The tassels turned and the aerosol string flew onstage at Havre de Grace High School on Thursday evening, when 140 seniors became graduates.
As they graduate, the students all have arrows to point to their futures, co-valedictorians Amaya Caggino and Megan Schall told their classmates.
The arrows work on tension, which they’re all familiar with. Their lives will have even more tension as they begin to navigate a new world, they said, but without it, they won’t be able to succeed.
“Some things require tension to work. It builds up energy day after day until one day it is released,” Caggino said. “When it’s released, an object can propel forward.”
Many of the students graduating may not know the direction they will point their arrows.
“Some of you may become 10 different things before you figure out your true calling,” Schall said.
“And aim your arrow to the destination that suits you best,” Caggino added.
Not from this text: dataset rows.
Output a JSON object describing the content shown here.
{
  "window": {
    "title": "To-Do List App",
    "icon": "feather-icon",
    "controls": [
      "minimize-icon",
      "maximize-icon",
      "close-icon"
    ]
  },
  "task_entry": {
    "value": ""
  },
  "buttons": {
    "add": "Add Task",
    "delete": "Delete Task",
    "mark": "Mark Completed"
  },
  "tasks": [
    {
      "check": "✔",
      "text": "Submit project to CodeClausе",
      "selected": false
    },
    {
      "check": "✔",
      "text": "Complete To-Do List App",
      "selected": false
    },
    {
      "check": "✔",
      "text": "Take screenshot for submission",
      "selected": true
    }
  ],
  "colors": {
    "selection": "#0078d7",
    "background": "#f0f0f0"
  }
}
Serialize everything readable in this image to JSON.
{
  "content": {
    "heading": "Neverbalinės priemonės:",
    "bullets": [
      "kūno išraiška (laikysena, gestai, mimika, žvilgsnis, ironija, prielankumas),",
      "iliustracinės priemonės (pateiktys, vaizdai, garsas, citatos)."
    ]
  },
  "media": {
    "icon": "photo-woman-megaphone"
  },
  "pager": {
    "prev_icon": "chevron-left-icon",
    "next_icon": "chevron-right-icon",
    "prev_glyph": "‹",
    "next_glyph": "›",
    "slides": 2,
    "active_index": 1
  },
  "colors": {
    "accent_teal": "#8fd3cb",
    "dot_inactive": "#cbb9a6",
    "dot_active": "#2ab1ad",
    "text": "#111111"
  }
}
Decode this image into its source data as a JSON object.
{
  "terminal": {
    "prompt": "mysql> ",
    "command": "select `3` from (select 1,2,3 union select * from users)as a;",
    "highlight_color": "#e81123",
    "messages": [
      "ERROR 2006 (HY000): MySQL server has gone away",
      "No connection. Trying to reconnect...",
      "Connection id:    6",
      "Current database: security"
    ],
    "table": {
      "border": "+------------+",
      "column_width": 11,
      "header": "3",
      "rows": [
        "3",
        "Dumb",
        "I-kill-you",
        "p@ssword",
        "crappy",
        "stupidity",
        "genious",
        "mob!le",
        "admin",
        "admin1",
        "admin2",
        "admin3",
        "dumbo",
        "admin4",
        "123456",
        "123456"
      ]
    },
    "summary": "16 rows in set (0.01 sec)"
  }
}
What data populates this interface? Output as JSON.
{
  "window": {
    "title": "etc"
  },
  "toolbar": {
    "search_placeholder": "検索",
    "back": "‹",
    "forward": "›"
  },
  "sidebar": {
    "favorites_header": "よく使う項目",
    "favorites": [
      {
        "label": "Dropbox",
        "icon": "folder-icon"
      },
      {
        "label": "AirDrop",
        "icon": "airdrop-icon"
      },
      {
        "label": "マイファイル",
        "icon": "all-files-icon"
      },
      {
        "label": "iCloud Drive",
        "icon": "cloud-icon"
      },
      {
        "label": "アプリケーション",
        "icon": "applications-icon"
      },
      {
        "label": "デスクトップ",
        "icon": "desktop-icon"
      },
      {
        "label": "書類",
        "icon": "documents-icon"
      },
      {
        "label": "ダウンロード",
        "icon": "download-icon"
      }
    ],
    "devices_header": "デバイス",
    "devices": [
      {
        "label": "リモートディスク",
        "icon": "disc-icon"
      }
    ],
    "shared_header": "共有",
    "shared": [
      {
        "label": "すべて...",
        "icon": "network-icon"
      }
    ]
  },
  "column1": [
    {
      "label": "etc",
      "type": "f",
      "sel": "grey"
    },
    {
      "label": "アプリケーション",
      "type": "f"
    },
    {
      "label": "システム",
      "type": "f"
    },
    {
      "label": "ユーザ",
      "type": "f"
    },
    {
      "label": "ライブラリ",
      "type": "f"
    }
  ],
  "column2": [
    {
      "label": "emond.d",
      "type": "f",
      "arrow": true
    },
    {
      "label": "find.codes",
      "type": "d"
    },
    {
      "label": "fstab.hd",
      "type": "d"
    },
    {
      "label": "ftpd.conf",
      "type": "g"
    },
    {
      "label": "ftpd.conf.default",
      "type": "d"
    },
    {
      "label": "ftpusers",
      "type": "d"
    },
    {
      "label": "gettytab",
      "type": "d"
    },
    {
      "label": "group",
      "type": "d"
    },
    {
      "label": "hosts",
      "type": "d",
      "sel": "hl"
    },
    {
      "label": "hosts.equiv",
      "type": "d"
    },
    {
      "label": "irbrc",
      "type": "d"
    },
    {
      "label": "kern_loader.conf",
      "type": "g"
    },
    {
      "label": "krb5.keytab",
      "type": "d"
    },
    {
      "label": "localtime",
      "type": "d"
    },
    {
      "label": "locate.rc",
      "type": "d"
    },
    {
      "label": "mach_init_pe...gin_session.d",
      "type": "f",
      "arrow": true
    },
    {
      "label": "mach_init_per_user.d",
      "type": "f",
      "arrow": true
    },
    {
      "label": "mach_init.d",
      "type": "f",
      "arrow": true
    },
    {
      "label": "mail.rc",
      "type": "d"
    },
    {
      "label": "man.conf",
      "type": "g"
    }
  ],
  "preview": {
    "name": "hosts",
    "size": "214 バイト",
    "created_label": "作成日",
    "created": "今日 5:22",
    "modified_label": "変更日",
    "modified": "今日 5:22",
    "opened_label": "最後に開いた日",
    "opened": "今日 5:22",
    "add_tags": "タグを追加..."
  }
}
“All of you will achieve some form of success,” Schall said. “Life will bring you happiness as long as you direct your arrow to the correct target.”
Before receiving their diplomas, students heard words of encouragement and advice from a host of elected officials, including Havre de Grace alumni Harford County Executive Barry Glassman and County Council President Patrick Vincenti.
“My Warrior education has never failed me in anything I’ve done,” Glassman said, asking the students to choose to be kind. “Leave to serve. I want you to look out and serve people in the background and people who need a hand up.”
Vincenti, whose grandson was among the graduates, told the students to find something they love, something that they’re passionate about, and pursue it.
“And continue the tradition of giving back,” Vincenti said.
Paige Malinoski started at Havre de Grace High the same year this year’s graduates were freshmen, though the 2019 Harford County Public Schools Teacher of the Year didn’t have many of them in class until they were sophomores.
“You have a special place in my heart,” Malinoski told them. “I only hope I touched your life in a fraction of the way you touched mine.”
They will be leaving the safety of their cocoon that is Havre de Grace High School, their protective shell, she said.
“But the nourishment of the walls in that space have been creating a whole new part of you, you never knew existed,” Malinoski said. “It’s time for you to fly.”
Kayla Sumpter got hugs from her family and friends in the gymnasium after the ceremony.
“I feel good, excited for the next step,” Sumpter said.
The scholar-athlete is going to Howard University in the fall to study computer engineering.
She’s going to miss high school and how easy it was, she said — classes that weren’t that difficult and not having to pay bills, as well as her friends and teachers who are like family because the school is so small.
Her mother, Christa Sumpter, is proud of her daughter and her accomplishments.
“She’s awesome, she’s persevered so much,” Christa Sumpter said.
Jalen Thomas is going to work full-time at Chick-fil-A, when he’s not traveling.
“My first stop is New York,” Thomas said. “I feel good, excited, I feel accomplished. My future is going to be bright, I’m very confident.”
Johnnae Lewis was also excited — she’s going to Harford Community College to study nursing.
Kevin Wallace left Havre de Grace High School on Thursday night relieved.
“It’s been a long journey,” Wallace said after watching his son, Taylor Wallace, receive his diploma. “I’m very excited, emotional. There have been some nail-biting moments.”
Taylor Wallace was feeling good as he took pictures in front of the glass windows of the main high school building — with teachers photobombing from inside.